# TASK:
Set each entry down exactly as written.

# RECORDED INFORMATION:
★ ★ ★ ★ ★

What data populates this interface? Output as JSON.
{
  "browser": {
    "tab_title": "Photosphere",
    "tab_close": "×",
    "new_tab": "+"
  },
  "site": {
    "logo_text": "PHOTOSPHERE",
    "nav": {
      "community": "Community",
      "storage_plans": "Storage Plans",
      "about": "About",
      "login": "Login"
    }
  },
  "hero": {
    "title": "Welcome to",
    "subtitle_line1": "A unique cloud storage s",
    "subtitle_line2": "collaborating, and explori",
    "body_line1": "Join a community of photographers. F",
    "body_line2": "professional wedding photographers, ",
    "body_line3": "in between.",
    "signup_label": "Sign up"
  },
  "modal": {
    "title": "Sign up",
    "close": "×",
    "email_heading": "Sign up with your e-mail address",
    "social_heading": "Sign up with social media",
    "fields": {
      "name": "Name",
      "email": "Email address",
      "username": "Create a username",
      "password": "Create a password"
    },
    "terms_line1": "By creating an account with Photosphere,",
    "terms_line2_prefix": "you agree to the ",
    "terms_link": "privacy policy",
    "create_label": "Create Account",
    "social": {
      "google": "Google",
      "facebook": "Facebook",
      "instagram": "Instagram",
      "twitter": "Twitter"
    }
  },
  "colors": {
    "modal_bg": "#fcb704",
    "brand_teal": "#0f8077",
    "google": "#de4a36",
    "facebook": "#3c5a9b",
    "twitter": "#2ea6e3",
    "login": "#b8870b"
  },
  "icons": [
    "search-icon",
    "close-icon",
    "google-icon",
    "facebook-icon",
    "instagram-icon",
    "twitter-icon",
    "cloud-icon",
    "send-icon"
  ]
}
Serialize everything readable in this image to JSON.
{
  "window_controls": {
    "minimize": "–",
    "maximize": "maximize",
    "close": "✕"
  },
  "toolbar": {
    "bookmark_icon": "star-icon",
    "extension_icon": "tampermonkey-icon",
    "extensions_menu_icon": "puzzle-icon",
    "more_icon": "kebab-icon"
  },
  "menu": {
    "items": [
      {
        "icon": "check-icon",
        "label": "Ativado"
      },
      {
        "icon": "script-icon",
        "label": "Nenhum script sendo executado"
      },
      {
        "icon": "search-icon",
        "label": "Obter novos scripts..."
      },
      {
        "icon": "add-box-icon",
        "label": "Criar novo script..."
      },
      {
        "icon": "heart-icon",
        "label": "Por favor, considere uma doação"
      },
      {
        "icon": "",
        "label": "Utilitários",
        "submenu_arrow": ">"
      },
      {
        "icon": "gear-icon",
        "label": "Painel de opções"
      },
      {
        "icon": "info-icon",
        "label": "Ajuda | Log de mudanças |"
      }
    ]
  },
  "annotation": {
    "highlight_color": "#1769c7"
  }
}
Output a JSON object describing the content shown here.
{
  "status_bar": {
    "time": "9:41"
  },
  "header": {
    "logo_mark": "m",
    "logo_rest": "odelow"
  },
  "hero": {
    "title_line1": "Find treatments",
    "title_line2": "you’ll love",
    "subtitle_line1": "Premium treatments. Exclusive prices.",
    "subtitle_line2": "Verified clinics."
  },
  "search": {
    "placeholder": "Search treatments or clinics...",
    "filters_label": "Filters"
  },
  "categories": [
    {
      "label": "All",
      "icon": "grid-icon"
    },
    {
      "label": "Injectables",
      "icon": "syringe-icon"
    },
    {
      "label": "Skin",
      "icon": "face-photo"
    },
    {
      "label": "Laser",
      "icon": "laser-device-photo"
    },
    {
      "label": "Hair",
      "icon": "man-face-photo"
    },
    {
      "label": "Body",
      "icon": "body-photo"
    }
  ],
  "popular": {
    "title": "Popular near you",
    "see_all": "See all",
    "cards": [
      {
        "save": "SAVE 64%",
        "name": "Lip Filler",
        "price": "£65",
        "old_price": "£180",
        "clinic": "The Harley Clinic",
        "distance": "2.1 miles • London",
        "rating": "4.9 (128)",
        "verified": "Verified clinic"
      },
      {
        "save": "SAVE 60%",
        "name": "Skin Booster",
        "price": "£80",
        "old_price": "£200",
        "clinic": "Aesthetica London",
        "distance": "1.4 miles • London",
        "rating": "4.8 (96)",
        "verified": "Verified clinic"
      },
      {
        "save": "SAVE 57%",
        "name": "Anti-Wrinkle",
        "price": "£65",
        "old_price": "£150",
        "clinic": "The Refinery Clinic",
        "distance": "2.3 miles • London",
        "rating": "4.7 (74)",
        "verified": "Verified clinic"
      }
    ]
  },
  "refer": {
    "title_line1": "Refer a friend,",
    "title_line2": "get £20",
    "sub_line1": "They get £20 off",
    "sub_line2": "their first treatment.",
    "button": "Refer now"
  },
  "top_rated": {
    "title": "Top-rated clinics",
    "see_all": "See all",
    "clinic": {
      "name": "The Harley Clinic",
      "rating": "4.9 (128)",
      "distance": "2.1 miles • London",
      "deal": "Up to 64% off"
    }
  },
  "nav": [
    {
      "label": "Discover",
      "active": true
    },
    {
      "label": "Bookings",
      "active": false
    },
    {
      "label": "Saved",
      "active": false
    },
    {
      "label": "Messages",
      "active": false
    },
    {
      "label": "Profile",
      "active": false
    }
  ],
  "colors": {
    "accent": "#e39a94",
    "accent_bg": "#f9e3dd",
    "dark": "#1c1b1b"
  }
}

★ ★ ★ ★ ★

# ANSWER:
What data populates this interface? Output as JSON.
{
  "browser": {
    "tab_title": "Photosphere",
    "tab_close": "×",
    "new_tab": "+"
  },
  "site": {
    "logo_text": "PHOTOSPHERE",
    "nav": {
      "community": "Community",
      "storage_plans": "Storage Plans",
      "about": "About",
      "login": "Login"
    }
  },
  "hero": {
    "title": "Welcome to",
    "subtitle_line1": "A unique cloud storage s",
    "subtitle_line2": "collaborating, and explori",
    "body_line1": "Join a community of photographers. F",
    "body_line2": "professional wedding photographers, ",
    "body_line3": "in between.",
    "signup_label": "Sign up"
  },
  "modal": {
    "title": "Sign up",
    "close": "×",
    "email_heading": "Sign up with your e-mail address",
    "social_heading": "Sign up with social media",
    "fields": {
      "name": "Name",
      "email": "Email address",
      "username": "Create a username",
      "password": "Create a password"
    },
    "terms_line1": "By creating an account with Photosphere,",
    "terms_line2_prefix": "you agree to the ",
    "terms_link": "privacy policy",
    "create_label": "Create Account",
    "social": {
      "google": "Google",
      "facebook": "Facebook",
      "instagram": "Instagram",
      "twitter": "Twitter"
    }
  },
  "colors": {
    "modal_bg": "#fcb704",
    "brand_teal": "#0f8077",
    "google": "#de4a36",
    "facebook": "#3c5a9b",
    "twitter": "#2ea6e3",
    "login": "#b8870b"
  },
  "icons": [
    "search-icon",
    "close-icon",
    "google-icon",
    "facebook-icon",
    "instagram-icon",
    "twitter-icon",
    "cloud-icon",
    "send-icon"
  ]
}
Serialize everything readable in this image to JSON.
{
  "window_controls": {
    "minimize": "–",
    "maximize": "maximize",
    "close": "✕"
  },
  "toolbar": {
    "bookmark_icon": "star-icon",
    "extension_icon": "tampermonkey-icon",
    "extensions_menu_icon": "puzzle-icon",
    "more_icon": "kebab-icon"
  },
  "menu": {
    "items": [
      {
        "icon": "check-icon",
        "label": "Ativado"
      },
      {
        "icon": "script-icon",
        "label": "Nenhum script sendo executado"
      },
      {
        "icon": "search-icon",
        "label": "Obter novos scripts..."
      },
      {
        "icon": "add-box-icon",
        "label": "Criar novo script..."
      },
      {
        "icon": "heart-icon",
        "label": "Por favor, considere uma doação"
      },
      {
        "icon": "",
        "label": "Utilitários",
        "submenu_arrow": ">"
      },
      {
        "icon": "gear-icon",
        "label": "Painel de opções"
      },
      {
        "icon": "info-icon",
        "label": "Ajuda | Log de mudanças |"
      }
    ]
  },
  "annotation": {
    "highlight_color": "#1769c7"
  }
}
Output a JSON object describing the content shown here.
{
  "status_bar": {
    "time": "9:41"
  },
  "header": {
    "logo_mark": "m",
    "logo_rest": "odelow"
  },
  "hero": {
    "title_line1": "Find treatments",
    "title_line2": "you’ll love",
    "subtitle_line1": "Premium treatments. Exclusive prices.",
    "subtitle_line2": "Verified clinics."
  },
  "search": {
    "placeholder": "Search treatments or clinics...",
    "filters_label": "Filters"
  },
  "categories": [
    {
      "label": "All",
      "icon": "grid-icon"
    },
    {
      "label": "Injectables",
      "icon": "syringe-icon"
    },
    {
      "label": "Skin",
      "icon": "face-photo"
    },
    {
      "label": "Laser",
      "icon": "laser-device-photo"
    },
    {
      "label": "Hair",
      "icon": "man-face-photo"
    },
    {
      "label": "Body",
      "icon": "body-photo"
    }
  ],
  "popular": {
    "title": "Popular near you",
    "see_all": "See all",
    "cards": [
      {
        "save": "SAVE 64%",
        "name": "Lip Filler",
        "price": "£65",
        "old_price": "£180",
        "clinic": "The Harley Clinic",
        "distance": "2.1 miles • London",
        "rating": "4.9 (128)",
        "verified": "Verified clinic"
      },
      {
        "save": "SAVE 60%",
        "name": "Skin Booster",
        "price": "£80",
        "old_price": "£200",
        "clinic": "Aesthetica London",
        "distance": "1.4 miles • London",
        "rating": "4.8 (96)",
        "verified": "Verified clinic"
      },
      {
        "save": "SAVE 57%",
        "name": "Anti-Wrinkle",
        "price": "£65",
        "old_price": "£150",
        "clinic": "The Refinery Clinic",
        "distance": "2.3 miles • London",
        "rating": "4.7 (74)",
        "verified": "Verified clinic"
      }
    ]
  },
  "refer": {
    "title_line1": "Refer a friend,",
    "title_line2": "get £20",
    "sub_line1": "They get £20 off",
    "sub_line2": "their first treatment.",
    "button": "Refer now"
  },
  "top_rated": {
    "title": "Top-rated clinics",
    "see_all": "See all",
    "clinic": {
      "name": "The Harley Clinic",
      "rating": "4.9 (128)",
      "distance": "2.1 miles • London",
      "deal": "Up to 64% off"
    }
  },
  "nav": [
    {
      "label": "Discover",
      "active": true
    },
    {
      "label": "Bookings",
      "active": false
    },
    {
      "label": "Saved",
      "active": false
    },
    {
      "label": "Messages",
      "active": false
    },
    {
      "label": "Profile",
      "active": false
    }
  ],
  "colors": {
    "accent": "#e39a94",
    "accent_bg": "#f9e3dd",
    "dark": "#1c1b1b"
  }
}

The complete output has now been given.